MT. PLEASANT, SC (WCSC) - The controversy over whether to ferry cruise passengers East of the Cooper continued Monday.
One Mt. Pleasant leader said it's a chance to boost local business while other town leaders aren't yet on board.
Mt. Pleasant Councilman Gary Santos, who works in the cruise industry, said Monday he has approval from the Coast Guard as well as Patriots Point to dock in the harbor and ferry passengers to the Yorktown for the day.
Santos said the first cruise, a small luxury ship, could be arriving as early as May.
"Only 140 of them right now are going to come ashore," Santos said. "They'll eat lunch and tour the Yorktown and visit some areas and then leave."
Because Patriots Point is a state agency, Santos doesn't need town permission to bring passengers to that area in Mt. Pleasant. However, he would need town approval before ferrying future passengers to town-owned properties, such as Mt. Pleasant's pier.
At Monday's meeting of the Judicial and Legal Committee, Mayor Linda Page said she wasn't convinced to approve the project until she's given further information.
"Could I think this is best for the community, absolutely," the mayor said. "But, I don't have the data."
While a port of call analysis has been completed, Mayor Page said logistical information is missing.
Others agreed more details are necessary to move forward.

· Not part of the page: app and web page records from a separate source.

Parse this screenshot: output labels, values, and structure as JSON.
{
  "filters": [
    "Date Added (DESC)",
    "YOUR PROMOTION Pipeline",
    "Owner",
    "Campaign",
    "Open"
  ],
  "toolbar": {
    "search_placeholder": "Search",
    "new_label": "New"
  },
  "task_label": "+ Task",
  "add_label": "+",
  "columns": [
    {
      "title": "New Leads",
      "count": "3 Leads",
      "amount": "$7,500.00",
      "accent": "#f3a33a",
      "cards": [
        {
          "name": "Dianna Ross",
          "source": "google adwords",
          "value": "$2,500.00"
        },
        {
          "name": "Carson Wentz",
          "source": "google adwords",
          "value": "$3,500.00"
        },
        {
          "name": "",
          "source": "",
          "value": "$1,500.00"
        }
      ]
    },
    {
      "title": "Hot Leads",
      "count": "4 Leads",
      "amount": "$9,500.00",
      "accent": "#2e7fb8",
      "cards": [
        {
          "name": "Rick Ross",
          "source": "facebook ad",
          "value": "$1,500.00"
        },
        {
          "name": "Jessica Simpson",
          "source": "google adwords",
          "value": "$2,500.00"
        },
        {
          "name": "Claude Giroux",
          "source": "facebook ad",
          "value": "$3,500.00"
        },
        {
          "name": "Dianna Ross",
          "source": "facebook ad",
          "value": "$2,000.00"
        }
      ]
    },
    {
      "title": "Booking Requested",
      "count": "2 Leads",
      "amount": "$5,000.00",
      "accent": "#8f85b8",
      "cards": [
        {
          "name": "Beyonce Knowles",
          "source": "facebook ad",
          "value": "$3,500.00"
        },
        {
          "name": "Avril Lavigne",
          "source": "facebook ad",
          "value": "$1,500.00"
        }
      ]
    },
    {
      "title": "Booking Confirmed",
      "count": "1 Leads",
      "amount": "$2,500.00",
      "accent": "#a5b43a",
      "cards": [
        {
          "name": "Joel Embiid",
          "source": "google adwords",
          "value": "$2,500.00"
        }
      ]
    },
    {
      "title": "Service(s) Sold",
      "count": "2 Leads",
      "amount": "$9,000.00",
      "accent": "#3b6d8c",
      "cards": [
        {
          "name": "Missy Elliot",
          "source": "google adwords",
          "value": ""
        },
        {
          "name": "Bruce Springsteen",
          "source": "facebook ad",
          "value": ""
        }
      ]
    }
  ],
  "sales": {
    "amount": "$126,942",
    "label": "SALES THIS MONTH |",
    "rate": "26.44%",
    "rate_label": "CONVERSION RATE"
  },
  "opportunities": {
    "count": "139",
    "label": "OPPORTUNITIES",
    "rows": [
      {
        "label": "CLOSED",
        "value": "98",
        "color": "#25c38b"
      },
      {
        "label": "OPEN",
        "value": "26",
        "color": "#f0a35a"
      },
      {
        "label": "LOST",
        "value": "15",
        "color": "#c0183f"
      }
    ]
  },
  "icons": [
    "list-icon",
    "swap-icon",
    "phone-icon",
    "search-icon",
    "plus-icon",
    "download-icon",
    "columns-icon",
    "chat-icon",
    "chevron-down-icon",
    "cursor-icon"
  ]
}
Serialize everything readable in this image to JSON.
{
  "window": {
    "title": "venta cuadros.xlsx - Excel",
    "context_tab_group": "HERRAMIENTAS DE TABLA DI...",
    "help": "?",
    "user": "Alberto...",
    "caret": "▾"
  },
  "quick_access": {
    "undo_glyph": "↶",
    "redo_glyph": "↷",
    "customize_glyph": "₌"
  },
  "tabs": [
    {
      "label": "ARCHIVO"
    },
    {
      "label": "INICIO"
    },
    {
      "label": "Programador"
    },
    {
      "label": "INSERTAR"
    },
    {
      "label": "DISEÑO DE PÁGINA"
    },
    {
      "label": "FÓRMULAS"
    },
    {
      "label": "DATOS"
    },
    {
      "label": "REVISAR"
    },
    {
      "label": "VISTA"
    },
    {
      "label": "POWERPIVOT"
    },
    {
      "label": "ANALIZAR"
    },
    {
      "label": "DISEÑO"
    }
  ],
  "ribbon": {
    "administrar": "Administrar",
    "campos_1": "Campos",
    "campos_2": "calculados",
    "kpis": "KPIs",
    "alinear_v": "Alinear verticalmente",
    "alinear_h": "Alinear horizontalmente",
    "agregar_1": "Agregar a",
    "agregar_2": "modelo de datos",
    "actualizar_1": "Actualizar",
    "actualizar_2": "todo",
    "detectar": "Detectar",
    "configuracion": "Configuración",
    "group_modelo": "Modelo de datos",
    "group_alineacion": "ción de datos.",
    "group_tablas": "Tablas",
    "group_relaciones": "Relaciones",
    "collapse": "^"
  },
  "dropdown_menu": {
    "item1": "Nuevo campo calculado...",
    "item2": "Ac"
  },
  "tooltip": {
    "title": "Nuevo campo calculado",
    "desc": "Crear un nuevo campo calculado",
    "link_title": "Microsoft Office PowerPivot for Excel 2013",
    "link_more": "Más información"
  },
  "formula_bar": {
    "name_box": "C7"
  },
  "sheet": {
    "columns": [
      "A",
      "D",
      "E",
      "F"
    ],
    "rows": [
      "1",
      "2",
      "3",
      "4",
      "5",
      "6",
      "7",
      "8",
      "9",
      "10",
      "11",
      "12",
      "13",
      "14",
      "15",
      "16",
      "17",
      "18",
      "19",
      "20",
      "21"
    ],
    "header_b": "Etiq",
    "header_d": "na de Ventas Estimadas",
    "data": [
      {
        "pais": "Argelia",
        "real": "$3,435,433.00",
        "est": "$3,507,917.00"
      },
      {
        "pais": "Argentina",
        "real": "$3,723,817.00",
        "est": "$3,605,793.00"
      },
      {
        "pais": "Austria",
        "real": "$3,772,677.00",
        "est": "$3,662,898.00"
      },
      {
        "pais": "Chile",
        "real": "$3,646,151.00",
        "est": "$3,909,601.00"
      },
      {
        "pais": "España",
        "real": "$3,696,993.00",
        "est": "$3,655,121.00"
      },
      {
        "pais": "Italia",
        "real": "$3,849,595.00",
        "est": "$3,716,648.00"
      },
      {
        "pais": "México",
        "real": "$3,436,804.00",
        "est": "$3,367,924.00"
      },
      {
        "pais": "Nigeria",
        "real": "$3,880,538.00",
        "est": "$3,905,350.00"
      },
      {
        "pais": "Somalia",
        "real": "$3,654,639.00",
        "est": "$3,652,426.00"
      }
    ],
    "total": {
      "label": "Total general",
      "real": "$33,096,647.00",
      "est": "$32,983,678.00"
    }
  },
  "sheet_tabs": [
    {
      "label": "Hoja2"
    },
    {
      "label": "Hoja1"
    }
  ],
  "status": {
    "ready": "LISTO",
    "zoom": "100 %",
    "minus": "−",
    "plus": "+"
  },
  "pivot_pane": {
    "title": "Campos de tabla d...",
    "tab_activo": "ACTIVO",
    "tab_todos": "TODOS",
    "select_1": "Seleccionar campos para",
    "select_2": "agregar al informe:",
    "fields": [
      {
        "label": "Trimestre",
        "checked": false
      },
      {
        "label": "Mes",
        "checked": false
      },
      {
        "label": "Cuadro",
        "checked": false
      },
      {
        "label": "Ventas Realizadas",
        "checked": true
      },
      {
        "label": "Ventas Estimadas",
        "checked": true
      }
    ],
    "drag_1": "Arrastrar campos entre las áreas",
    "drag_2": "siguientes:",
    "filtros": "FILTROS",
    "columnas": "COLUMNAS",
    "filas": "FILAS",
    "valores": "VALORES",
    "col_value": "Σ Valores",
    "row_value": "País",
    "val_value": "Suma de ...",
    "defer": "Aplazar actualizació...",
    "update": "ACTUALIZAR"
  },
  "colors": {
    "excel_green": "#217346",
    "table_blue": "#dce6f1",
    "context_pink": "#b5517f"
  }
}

"There's not been a basic plan for location, exact size of ships, how things are booked for residents of Mt. Pleasant and everyone who goes to Mt. Pleasant for how cruise passengers are shuttled around," Katie Zimmerman with the Coastal Conservation League said.
Others, such as Councilman Elton Carrier, said docking more ships in the harbor will add to the city of Charleston's tourist numbers.
Santos emphasized Mt. Pleasant wouldn't be a place for debarkation or embarkation but rather, a port-of-call for day-trippers, plus an additional source of revenue for small area businesses.
The councilman is expected to further review details and present additional information to the committee before presenting to full council for a vote this spring.
"When you're ranked number 1 in the world in tourism, they're coming. We can pile them in buses or cars or we can bring them in by ships," Santos said. "Let them come in and visit by ship and go out by ship. To me it's the best way to do it, you get a lot more revenue for it without the impact to the community."